To paraphrase the tagline of a viral ad for a Danish travel agency: Do it for China. Do it for mom.
That’s not what Chinese officials are saying, but that’s what they want.
On Thursday, China announced an end to its 35-year-old one-child policy. All Chinese couples are now allowed to have two children. It’s a move to address an economic snag: Beijing wants to ease demographic strains. China’s population is growing old. In fact, it’s aging at one of the fastest rates ever recorded. A continually shrinking workforce will have trouble with funding health care and elderly welfare. That means higher long-term costs for retirees, which may fall onto their offspring. Coupled with a decelerating economy, that’s bad news for young couples trying to start a family. Recent studies that say cigarettes might kill one in three of all young men in China make the situation look even more dire.
Originally put into practice to limit consumption of the nation’s resources, the creation of China’s one-child policy was based on conditions the nation knew in the 1970s, when its population was still under 1 billion people, most of whom lived in poverty. Since then, the rise of China has become a well-known tale, and the country is now home to the largest middle class in the world.
In recent years, the one-child policy has been relaxed. Enforcement varied from province to province, but eventually most families were allowed to have two children if neither parent had siblings, which was often the case. Two years ago, soon after assuming the Chinese Communist Party’s top post, President Xi Jinping relaxed the policy even further to include families where only one parent was an only child. Non-urban families often already had two or more children. Other exceptions were included as well, such as cases where the firstborn suffered from physical or intellectual disabilities.
The loosening of those restrictions were steps toward Thursday’s announcement. But will that spawn more happy little emperors and empresses?
The question that is on the minds of most young Chinese couples isn’t whether to have one child or two. It’s whether they should have any children at all. Beijing’s current nudge for more kids comes after disappointing application numbers for a second child by eligible families.
What’s stopping Chinese couples? The major gripe is the cost of raising a child, especially for families rooted in urban areas. General living conditions, like air pollution and food safety, in particular cases that involved infant formula laced with melamine that killed infants, weigh over couples’ decisions.
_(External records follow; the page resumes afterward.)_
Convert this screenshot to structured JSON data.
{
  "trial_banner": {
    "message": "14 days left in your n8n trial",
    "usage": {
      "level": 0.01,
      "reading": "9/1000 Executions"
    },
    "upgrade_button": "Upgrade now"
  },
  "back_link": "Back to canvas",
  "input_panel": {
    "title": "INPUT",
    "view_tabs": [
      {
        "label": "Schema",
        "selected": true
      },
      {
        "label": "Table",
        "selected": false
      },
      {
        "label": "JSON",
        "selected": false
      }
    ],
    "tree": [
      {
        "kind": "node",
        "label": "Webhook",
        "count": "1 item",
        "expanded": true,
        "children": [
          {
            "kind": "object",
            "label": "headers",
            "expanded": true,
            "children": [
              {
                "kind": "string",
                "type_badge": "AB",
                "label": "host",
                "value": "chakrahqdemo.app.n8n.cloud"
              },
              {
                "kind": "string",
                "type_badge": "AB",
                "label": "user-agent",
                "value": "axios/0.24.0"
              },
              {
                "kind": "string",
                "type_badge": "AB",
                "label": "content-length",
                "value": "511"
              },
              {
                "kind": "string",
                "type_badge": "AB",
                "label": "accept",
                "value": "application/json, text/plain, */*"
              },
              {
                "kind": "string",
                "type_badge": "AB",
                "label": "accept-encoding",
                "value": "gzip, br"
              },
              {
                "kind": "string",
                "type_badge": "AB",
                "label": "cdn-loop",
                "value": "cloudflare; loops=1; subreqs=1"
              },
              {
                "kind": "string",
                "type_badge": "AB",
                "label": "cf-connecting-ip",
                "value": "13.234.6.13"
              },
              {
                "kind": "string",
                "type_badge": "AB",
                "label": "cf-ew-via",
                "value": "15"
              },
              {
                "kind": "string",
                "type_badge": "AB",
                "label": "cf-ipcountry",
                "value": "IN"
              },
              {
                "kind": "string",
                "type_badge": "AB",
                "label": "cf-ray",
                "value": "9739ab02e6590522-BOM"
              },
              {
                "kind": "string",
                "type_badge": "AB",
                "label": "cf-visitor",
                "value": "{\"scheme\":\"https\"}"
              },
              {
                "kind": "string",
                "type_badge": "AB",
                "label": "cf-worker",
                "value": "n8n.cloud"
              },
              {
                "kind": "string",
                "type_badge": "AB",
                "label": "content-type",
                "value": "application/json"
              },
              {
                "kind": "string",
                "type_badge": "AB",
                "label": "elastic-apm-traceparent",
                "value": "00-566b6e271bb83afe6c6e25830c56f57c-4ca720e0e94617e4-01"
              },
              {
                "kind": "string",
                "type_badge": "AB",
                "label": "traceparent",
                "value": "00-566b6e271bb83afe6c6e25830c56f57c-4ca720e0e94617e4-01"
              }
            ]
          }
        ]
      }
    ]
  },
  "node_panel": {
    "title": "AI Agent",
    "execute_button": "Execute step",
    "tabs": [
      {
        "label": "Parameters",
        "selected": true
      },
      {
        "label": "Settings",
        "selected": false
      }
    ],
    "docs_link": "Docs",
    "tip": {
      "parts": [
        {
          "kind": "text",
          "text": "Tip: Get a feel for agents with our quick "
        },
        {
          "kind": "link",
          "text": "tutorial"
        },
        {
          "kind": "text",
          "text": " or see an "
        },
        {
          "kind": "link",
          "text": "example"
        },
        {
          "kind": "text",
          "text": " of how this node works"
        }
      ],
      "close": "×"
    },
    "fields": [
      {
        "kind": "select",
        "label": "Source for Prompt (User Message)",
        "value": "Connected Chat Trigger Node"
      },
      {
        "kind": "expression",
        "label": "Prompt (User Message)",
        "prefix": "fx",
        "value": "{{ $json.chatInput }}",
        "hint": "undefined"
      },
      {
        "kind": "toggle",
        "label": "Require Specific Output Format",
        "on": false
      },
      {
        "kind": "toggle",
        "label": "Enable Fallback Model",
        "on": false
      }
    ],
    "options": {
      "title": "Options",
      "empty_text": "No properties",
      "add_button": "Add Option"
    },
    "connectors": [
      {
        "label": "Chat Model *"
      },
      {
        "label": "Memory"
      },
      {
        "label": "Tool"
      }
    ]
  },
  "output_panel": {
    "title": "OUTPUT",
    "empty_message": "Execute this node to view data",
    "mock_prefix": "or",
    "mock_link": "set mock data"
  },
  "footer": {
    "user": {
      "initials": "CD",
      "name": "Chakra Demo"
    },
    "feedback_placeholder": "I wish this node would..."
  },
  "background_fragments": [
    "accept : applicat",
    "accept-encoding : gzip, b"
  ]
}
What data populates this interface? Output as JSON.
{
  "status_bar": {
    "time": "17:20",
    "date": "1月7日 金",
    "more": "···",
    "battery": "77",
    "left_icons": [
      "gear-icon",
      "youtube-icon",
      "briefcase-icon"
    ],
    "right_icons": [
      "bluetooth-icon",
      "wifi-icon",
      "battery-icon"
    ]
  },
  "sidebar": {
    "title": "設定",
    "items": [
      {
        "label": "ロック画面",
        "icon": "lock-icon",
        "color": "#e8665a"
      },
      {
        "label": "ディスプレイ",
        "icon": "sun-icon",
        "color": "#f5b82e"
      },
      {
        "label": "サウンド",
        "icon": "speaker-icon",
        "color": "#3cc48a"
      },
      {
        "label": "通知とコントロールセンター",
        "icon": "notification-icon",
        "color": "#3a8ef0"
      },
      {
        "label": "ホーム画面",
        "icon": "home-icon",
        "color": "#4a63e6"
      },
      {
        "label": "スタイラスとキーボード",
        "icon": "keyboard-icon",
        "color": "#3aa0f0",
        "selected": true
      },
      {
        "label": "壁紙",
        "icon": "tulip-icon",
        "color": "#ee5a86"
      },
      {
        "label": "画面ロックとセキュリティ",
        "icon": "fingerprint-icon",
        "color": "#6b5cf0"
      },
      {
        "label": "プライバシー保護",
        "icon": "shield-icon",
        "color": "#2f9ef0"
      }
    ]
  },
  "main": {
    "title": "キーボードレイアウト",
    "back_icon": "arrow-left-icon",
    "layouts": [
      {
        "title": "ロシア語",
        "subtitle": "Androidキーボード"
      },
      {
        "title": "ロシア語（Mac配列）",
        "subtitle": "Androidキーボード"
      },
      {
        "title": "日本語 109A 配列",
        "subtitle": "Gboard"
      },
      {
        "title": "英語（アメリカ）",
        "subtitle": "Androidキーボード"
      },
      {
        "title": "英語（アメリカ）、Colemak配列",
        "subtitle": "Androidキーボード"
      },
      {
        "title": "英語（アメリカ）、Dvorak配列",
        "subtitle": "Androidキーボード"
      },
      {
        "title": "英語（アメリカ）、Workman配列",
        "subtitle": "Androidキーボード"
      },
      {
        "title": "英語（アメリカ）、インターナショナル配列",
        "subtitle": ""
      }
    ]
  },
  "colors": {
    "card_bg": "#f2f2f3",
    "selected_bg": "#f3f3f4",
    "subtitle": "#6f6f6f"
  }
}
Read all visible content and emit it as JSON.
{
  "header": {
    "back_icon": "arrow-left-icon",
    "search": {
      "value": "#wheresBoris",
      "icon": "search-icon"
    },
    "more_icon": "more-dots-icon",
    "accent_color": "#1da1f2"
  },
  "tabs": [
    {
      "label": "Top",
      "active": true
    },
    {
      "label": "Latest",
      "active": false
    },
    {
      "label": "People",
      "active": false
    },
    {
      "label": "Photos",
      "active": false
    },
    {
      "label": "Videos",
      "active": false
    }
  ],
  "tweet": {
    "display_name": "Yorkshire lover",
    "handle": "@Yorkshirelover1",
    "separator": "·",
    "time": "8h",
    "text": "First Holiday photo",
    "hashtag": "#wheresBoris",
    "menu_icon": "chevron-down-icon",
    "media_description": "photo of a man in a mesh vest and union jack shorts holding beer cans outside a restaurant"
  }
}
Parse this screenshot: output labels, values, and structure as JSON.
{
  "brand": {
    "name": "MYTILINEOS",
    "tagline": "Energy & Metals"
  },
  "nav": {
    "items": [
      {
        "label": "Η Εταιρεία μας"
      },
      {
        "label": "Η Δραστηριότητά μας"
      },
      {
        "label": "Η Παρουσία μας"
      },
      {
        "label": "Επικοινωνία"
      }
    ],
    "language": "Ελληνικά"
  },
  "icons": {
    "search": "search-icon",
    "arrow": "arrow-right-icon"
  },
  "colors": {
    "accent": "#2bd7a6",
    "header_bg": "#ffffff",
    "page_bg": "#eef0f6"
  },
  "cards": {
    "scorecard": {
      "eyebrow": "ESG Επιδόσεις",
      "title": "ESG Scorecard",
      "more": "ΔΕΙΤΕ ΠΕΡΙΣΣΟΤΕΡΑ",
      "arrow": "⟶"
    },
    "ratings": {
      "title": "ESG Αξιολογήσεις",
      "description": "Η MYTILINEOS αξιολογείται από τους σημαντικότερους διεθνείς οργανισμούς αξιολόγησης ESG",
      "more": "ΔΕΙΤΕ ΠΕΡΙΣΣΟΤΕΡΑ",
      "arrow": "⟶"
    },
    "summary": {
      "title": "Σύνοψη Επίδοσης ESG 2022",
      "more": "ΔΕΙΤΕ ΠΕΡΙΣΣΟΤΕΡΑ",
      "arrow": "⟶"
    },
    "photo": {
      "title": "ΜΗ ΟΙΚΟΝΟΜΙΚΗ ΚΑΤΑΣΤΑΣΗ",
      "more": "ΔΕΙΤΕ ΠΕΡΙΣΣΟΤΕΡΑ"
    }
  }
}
The CCP wants to bump up its urban population, matching the necessity of shifting from a production-based economy to a consumption-based one and shaking off its reliance on investment-heavy growth. In early 2014, China’s urban population accounted for nearly 54 percent of the country. By 2020, the plan is to have 60 percent of its people permanently settled in urban areas, according to Xinhua.
But relocation in China isn’t as simple as packing a bag and buying a train ticket. Social benefits are tied to a legal document called hukou, which is a household registration system that indicates personal identification and helps the central government track rural-to-urban migration. The system informs policymakers and influences how they regulate the flow of a migrating workforce. Hukou documents limit the benefits entitled to many migrants who leave rural areas to work in urbanized locations, including the education resources offered to their children, who are not allowed to attend city schools. After all, city schools receive no funding to care for the children of migrant workers.
That leaves the option of sending the children of migrants to private schools. While some leave their children at home to be cared for by grandparents, many try to keep the family together by moving to new cities as a unit despite the limitations imposed by the hukou system. For parents whose vocations typically revolve around manual labor, private school fees that edge near $1,000 per term are a little too high for their comfort. Without significant reform to this system, a population sector that contributed greatly to China’s economic growth simply cannot afford to birth more children.
So what else is behind China’s new two-child policy? It’s an effort to temper rising out-of-pocket health-care costs. Beijing wants to implement a $124 billion strategy called Healthy China 2020, which aims to offer universal health care to all of its citizens by, well, 2020. Reforms began in 2009, and seem to be on track. (In a strange twist, the February cyber-attack that targeted health insurer Anthem turned out to be conducted by Chinese hackers whose mission was to learn about the American health-care system.)
The CCP knows that taxing a dwindling workforce won’t be sufficient to fund the medical care for 1.4 billion people. Its new two-child policy doesn’t just represent the CCP’s hope for a bump in worker numbers—it would take at least two decades for those benefits to manifest—it also represents a gambit for an increase in consumers as well. Yet Chinese citizens don’t seem to be buying into the plan. Urbanites are perfectly happy to focus their efforts on a single child, or even none at all.
The message remains present: young couples need to do it for China, and do it for mom (and dad). Unfortunately, 2016 is the year of the sheep. Those born under the sheep zodiac are believed to be tender and hardworking, but also indecisive and weak-willed, and the zodiac’s popularity is eclipsed by the dragon and tiger—yet another untimely hurdle for the CCP's repopulation plans.